→ TASK PROMPT
Repeat, exactly as written, the line with "Convert this screenshot" and every line that follows it in the material below, ending with the last.
"""
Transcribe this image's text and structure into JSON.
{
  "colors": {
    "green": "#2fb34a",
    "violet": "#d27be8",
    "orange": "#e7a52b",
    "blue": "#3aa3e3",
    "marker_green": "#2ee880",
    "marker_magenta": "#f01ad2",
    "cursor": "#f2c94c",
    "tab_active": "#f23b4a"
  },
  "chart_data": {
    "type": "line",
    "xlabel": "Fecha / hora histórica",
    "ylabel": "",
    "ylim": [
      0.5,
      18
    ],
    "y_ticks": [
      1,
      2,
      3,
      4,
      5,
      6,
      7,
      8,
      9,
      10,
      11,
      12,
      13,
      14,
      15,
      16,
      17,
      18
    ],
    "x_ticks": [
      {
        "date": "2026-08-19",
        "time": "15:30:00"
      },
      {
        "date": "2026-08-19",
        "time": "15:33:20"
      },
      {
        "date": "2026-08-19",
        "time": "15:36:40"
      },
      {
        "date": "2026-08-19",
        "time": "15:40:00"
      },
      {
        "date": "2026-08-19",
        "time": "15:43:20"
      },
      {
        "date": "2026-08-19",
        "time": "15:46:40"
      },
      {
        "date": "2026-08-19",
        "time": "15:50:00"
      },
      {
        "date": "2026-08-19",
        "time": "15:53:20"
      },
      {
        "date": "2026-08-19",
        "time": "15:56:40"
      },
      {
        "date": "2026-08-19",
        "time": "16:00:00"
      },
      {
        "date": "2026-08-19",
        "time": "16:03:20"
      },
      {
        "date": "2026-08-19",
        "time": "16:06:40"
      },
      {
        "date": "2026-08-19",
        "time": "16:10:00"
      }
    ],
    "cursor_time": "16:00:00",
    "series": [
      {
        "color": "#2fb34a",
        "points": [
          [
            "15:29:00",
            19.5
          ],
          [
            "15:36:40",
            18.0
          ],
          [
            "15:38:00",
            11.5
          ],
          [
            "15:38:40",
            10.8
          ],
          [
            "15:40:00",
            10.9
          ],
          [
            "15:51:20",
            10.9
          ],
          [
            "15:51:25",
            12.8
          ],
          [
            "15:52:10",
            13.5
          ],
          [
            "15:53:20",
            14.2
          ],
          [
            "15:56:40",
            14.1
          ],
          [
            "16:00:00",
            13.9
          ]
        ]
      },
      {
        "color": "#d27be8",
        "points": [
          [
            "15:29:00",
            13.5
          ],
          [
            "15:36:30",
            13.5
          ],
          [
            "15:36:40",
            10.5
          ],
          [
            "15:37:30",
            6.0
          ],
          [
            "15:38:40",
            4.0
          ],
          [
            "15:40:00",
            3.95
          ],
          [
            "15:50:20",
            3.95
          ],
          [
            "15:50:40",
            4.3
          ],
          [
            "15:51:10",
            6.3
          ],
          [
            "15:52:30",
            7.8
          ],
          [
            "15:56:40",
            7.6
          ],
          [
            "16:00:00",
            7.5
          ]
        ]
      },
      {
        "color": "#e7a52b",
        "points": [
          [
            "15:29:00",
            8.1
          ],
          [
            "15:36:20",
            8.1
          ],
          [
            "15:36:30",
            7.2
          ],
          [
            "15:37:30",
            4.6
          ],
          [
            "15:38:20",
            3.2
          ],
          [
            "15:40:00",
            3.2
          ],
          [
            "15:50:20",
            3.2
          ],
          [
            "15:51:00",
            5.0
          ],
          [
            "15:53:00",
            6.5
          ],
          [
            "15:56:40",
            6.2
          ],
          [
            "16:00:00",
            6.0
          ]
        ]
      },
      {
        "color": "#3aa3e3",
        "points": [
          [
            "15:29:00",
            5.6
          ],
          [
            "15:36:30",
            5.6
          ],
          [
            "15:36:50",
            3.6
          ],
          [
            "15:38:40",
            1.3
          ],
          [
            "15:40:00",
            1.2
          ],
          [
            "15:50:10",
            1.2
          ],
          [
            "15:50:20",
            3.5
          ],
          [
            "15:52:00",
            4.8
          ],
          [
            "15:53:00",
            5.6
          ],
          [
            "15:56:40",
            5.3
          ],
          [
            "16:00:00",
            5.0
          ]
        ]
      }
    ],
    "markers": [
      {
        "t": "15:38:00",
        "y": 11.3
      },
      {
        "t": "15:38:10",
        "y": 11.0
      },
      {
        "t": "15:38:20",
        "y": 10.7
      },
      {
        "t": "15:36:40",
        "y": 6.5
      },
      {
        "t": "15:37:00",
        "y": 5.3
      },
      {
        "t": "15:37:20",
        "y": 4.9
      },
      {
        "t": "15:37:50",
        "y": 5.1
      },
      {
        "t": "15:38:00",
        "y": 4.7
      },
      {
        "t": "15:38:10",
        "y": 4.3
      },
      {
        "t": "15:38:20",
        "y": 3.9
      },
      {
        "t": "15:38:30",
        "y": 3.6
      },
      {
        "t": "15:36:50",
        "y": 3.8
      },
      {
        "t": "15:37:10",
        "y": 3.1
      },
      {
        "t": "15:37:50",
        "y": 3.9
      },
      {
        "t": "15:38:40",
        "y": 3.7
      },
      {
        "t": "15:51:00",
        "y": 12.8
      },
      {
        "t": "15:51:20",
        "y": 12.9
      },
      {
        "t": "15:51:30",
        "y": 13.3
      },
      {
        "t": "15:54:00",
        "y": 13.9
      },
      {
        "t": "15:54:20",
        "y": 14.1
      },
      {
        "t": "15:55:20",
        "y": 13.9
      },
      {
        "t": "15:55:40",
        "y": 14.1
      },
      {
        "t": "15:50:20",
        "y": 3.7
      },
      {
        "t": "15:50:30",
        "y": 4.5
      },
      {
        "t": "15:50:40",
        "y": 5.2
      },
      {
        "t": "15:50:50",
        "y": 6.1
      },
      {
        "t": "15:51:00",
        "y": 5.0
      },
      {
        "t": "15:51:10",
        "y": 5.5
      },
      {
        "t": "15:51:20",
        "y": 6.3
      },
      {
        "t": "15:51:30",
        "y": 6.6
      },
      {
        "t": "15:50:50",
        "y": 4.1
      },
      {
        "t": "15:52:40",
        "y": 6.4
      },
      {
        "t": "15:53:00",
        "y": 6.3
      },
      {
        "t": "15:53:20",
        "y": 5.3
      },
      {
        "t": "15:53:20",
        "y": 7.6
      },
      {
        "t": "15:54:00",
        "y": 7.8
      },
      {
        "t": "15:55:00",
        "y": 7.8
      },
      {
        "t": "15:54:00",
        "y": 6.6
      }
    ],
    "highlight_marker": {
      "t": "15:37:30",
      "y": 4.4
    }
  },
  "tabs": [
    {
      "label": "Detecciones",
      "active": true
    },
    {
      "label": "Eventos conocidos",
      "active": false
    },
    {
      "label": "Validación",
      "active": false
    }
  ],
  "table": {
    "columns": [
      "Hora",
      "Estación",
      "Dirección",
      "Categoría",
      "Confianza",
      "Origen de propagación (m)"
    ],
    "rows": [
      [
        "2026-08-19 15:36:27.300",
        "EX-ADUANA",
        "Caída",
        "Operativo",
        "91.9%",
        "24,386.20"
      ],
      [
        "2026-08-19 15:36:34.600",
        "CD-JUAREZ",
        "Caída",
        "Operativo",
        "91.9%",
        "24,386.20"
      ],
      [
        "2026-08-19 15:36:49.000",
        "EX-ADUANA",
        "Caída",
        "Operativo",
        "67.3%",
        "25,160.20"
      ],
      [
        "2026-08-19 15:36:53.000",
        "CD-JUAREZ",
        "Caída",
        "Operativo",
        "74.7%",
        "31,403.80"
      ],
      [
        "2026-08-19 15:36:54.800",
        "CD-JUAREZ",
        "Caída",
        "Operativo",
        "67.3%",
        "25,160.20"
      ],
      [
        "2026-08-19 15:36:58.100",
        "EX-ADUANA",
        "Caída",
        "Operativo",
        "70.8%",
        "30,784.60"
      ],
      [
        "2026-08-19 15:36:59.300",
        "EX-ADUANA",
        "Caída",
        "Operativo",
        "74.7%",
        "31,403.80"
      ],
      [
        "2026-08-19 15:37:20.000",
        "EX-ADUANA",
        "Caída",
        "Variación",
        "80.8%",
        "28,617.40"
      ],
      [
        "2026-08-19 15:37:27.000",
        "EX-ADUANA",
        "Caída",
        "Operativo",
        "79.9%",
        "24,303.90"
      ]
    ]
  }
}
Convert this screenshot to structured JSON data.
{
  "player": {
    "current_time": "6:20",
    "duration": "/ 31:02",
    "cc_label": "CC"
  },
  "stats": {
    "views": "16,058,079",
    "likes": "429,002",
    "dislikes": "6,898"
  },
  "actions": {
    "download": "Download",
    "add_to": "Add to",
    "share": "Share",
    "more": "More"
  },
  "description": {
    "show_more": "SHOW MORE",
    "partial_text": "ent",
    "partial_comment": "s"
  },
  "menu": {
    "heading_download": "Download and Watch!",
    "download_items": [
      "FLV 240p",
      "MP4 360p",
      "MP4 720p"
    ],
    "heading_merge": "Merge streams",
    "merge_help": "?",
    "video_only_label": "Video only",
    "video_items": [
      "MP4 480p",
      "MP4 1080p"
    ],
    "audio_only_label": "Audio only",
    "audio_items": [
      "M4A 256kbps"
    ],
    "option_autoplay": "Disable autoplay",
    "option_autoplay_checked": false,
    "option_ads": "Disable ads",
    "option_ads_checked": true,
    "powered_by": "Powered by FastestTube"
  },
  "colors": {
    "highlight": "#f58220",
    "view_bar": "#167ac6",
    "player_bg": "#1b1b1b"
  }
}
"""
→ EXERCISE OUTPUT
Convert this screenshot to structured JSON data.
{
  "player": {
    "current_time": "6:20",
    "duration": "/ 31:02",
    "cc_label": "CC"
  },
  "stats": {
    "views": "16,058,079",
    "likes": "429,002",
    "dislikes": "6,898"
  },
  "actions": {
    "download": "Download",
    "add_to": "Add to",
    "share": "Share",
    "more": "More"
  },
  "description": {
    "show_more": "SHOW MORE",
    "partial_text": "ent",
    "partial_comment": "s"
  },
  "menu": {
    "heading_download": "Download and Watch!",
    "download_items": [
      "FLV 240p",
      "MP4 360p",
      "MP4 720p"
    ],
    "heading_merge": "Merge streams",
    "merge_help": "?",
    "video_only_label": "Video only",
    "video_items": [
      "MP4 480p",
      "MP4 1080p"
    ],
    "audio_only_label": "Audio only",
    "audio_items": [
      "M4A 256kbps"
    ],
    "option_autoplay": "Disable autoplay",
    "option_autoplay_checked": false,
    "option_ads": "Disable ads",
    "option_ads_checked": true,
    "powered_by": "Powered by FastestTube"
  },
  "colors": {
    "highlight": "#f58220",
    "view_bar": "#167ac6",
    "player_bg": "#1b1b1b"
  }
}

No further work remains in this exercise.